### About this exercise
Every record that follows is to be copied exactly, with the pictures omitted.
Dataset content below:
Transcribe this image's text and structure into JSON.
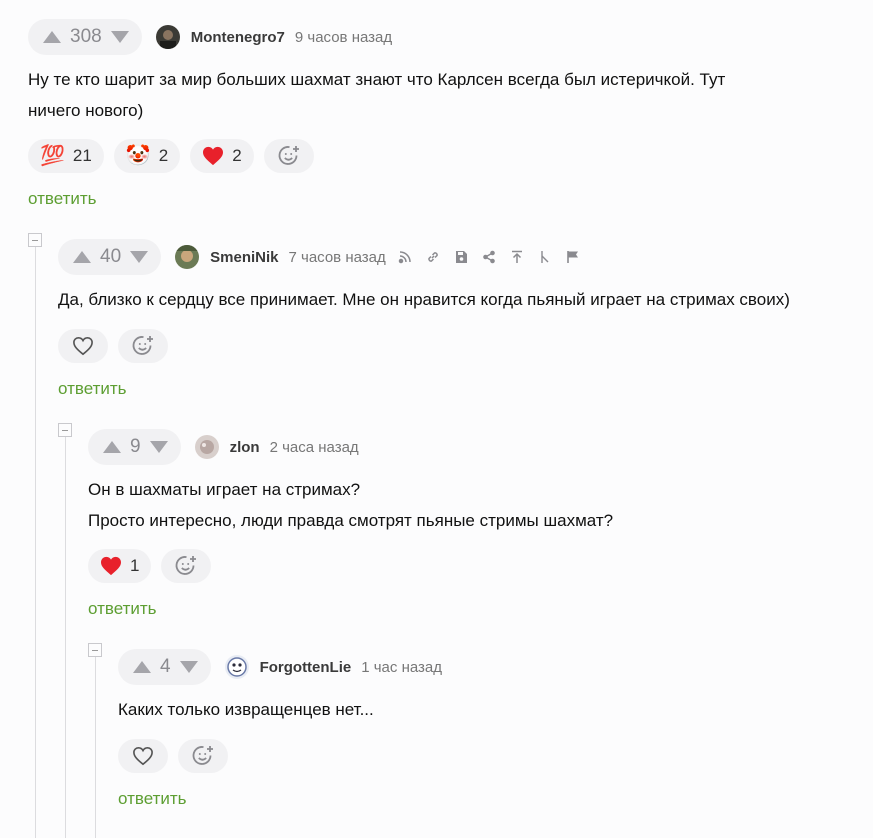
{
  "colors": {
    "accent_green": "#5d9e32",
    "heart_red": "#e8212b",
    "muted": "#8a8a8f"
  },
  "comments": [
    {
      "rating": "308",
      "author": "Montenegro7",
      "time": "9 часов назад",
      "text_lines": [
        "Ну те кто шарит за мир больших шахмат знают что Карлсен всегда был истеричкой. Тут",
        "ничего нового)"
      ],
      "reactions": [
        {
          "icon": "hundred-points-emoji",
          "emoji": "💯",
          "count": "21"
        },
        {
          "icon": "clown-face-emoji",
          "emoji": "🤡",
          "count": "2"
        },
        {
          "icon": "red-heart-icon",
          "count": "2"
        }
      ],
      "reply": "ответить"
    },
    {
      "rating": "40",
      "author": "SmeniNik",
      "time": "7 часов назад",
      "tools": [
        "thread-icon",
        "link-icon",
        "save-icon",
        "share-icon",
        "go-to-parent-icon",
        "tree-icon",
        "report-flag-icon"
      ],
      "text_lines": [
        "Да, близко к сердцу все принимает. Мне он нравится когда пьяный играет на стримах своих)"
      ],
      "reply": "ответить"
    },
    {
      "rating": "9",
      "author": "zlon",
      "time": "2 часа назад",
      "text_lines": [
        "Он в шахматы играет на стримах?",
        "Просто интересно, люди правда смотрят пьяные стримы шахмат?"
      ],
      "reactions": [
        {
          "icon": "red-heart-icon",
          "count": "1"
        }
      ],
      "reply": "ответить"
    },
    {
      "rating": "4",
      "author": "ForgottenLie",
      "time": "1 час назад",
      "text_lines": [
        "Каких только извращенцев нет..."
      ],
      "reply": "ответить"
    }
  ]
}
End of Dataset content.
### Response to this exercise
Transcribe this image's text and structure into JSON.
{
  "colors": {
    "accent_green": "#5d9e32",
    "heart_red": "#e8212b",
    "muted": "#8a8a8f"
  },
  "comments": [
    {
      "rating": "308",
      "author": "Montenegro7",
      "time": "9 часов назад",
      "text_lines": [
        "Ну те кто шарит за мир больших шахмат знают что Карлсен всегда был истеричкой. Тут",
        "ничего нового)"
      ],
      "reactions": [
        {
          "icon": "hundred-points-emoji",
          "emoji": "💯",
          "count": "21"
        },
        {
          "icon": "clown-face-emoji",
          "emoji": "🤡",
          "count": "2"
        },
        {
          "icon": "red-heart-icon",
          "count": "2"
        }
      ],
      "reply": "ответить"
    },
    {
      "rating": "40",
      "author": "SmeniNik",
      "time": "7 часов назад",
      "tools": [
        "thread-icon",
        "link-icon",
        "save-icon",
        "share-icon",
        "go-to-parent-icon",
        "tree-icon",
        "report-flag-icon"
      ],
      "text_lines": [
        "Да, близко к сердцу все принимает. Мне он нравится когда пьяный играет на стримах своих)"
      ],
      "reply": "ответить"
    },
    {
      "rating": "9",
      "author": "zlon",
      "time": "2 часа назад",
      "text_lines": [
        "Он в шахматы играет на стримах?",
        "Просто интересно, люди правда смотрят пьяные стримы шахмат?"
      ],
      "reactions": [
        {
          "icon": "red-heart-icon",
          "count": "1"
        }
      ],
      "reply": "ответить"
    },
    {
      "rating": "4",
      "author": "ForgottenLie",
      "time": "1 час назад",
      "text_lines": [
        "Каких только извращенцев нет..."
      ],
      "reply": "ответить"
    }
  ]
}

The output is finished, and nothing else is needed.